Appliqué of Bound Prisoner
Egyptian, Classical, Ancient Near Eastern Art
On View: Egyptian Orientation Gallery, 3rd Floor
Egyptian artisans used both local and imported metals to make jewelry, vessels, tools, and other objects like the ones displayed here.
Gold existed as a pure metal in the desert east of Luxor and farther south in Nubia, whose name means “Gold Land,” but silver had to be imported from Crete, Cyprus, and Mesopotamia. Most electrum (a natural alloy of gold and silver) was brought from Nubia, but some was made in Egypt. Copper was the most commonly used metal in ancient Egypt.
Beginning in the late Middle Kingdom or shortly thereafter, workers learned how to produce bronze, an alloy of copper and tin, from metalsmiths in western Asia. By the New Kingdom, metalworkers had mastered techniques that are still practiced today, including hammering, soldering, burnishing, engraving, repoussé (creating a raised image on a metal sheet), sheetworking, and casting. In sheetworking—used to make bowls, basins, and some thin jewelry— rough metal slabs called ingots were hammered into thin sheets and shaped into the desired form. Individual sheets could be joined with rivets or by soldering. Workers made tools, statues, and thick jewelry such as rings by pouring molten metal into molds. While many Middle Kingdom objects were solid cast, by the end of the period artisans had learned the lost-wax method of casting, producing hollow metal pieces around a clay core.
ca. 1539-1190 B.C.E.
XVIII Dynasty-XIX Dynasty
1 3/4 x 3/8 x 2 1/2 in. (4.5 x 1 x 6.3 cm) (show scale)
Charles Edwin Wilbour Fund
You may download and use Brooklyn Museum images of this three-dimensional work in accordance with a Creative Commons license
. Fair use, as understood under the United States Copyright Act, may also apply.

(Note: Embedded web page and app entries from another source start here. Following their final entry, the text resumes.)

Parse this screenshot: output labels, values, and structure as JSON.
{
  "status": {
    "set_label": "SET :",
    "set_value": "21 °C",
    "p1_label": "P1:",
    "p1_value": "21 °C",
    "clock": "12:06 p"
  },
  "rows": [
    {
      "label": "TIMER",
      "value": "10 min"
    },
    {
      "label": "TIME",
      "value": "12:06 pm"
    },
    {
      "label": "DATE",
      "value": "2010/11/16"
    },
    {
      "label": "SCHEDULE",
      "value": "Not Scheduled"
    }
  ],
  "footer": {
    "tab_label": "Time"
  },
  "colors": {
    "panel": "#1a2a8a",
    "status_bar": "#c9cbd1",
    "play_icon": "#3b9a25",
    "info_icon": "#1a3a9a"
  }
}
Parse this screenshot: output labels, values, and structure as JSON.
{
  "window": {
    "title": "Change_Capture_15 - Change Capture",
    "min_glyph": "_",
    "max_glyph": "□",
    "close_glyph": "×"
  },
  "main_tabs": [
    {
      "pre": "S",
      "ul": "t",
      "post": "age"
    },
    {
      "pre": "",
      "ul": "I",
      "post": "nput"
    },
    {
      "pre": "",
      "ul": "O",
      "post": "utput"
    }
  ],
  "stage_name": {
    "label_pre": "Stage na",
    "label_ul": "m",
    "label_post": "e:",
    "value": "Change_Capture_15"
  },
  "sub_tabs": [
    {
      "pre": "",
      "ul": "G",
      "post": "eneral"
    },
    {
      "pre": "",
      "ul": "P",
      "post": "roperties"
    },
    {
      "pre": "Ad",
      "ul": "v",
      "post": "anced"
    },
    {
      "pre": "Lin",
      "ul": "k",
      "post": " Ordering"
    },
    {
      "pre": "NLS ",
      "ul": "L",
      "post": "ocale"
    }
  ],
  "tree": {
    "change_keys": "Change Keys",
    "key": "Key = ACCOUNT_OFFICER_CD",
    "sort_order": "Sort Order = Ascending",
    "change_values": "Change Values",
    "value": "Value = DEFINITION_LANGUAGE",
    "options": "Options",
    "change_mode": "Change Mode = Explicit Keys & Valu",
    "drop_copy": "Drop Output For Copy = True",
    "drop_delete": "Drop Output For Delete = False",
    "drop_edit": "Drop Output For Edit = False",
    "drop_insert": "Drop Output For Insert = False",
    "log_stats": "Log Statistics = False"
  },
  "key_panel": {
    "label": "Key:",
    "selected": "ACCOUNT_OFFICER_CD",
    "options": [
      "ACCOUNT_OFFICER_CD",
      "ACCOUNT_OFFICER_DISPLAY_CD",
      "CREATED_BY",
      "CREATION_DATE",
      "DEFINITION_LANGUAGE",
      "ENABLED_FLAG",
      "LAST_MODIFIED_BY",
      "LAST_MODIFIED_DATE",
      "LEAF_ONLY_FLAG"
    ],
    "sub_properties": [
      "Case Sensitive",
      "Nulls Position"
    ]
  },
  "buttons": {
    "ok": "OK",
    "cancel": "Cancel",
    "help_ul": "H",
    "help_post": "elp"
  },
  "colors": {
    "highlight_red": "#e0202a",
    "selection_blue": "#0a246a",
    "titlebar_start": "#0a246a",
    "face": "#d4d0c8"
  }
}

Please include caption information from this page and credit the Brooklyn Museum. If you need a high resolution file, please contact email@example.com
For further information about copyright, we recommend resources at the United States Library of Congress
, Cornell University
, Copyright and Cultural Institutions: Guidelines for U.S. Libraries, Archives, and Museums
, and Copyright Watch
For more information about the Museum's rights project, including how rights types are assigned, please see our blog posts on copyright
If you have any information regarding this work and rights to it, please contact firstname.lastname@example.org
Appliqué of Bound Prisoner, ca. 1539-1190 B.C.E. Bronze, 1 3/4 x 3/8 x 2 1/2 in. (4.5 x 1 x 6.3 cm). Brooklyn Museum, Charles Edwin Wilbour Fund, 75.52.2. Creative Commons-BY (Photo: Brooklyn Museum, CUR.75.52.2_37.747E_erg456.jpg)
. Brooklyn Museum photograph, 9/5/2007
"CUR" at the beginning of an image file name means that the image was created by a curatorial staff member. These study images may be digital point-and-shoot photographs, when we don\'t yet have high-quality studio photography, or they may be scans of older negatives, slides, or photographic prints, providing historical documentation of the object.
Not every record you will find here is complete. More information is available for some works than for others, and some entries have been updated more recently. Records are frequently reviewed and revised, and we welcome
any additional information you might have.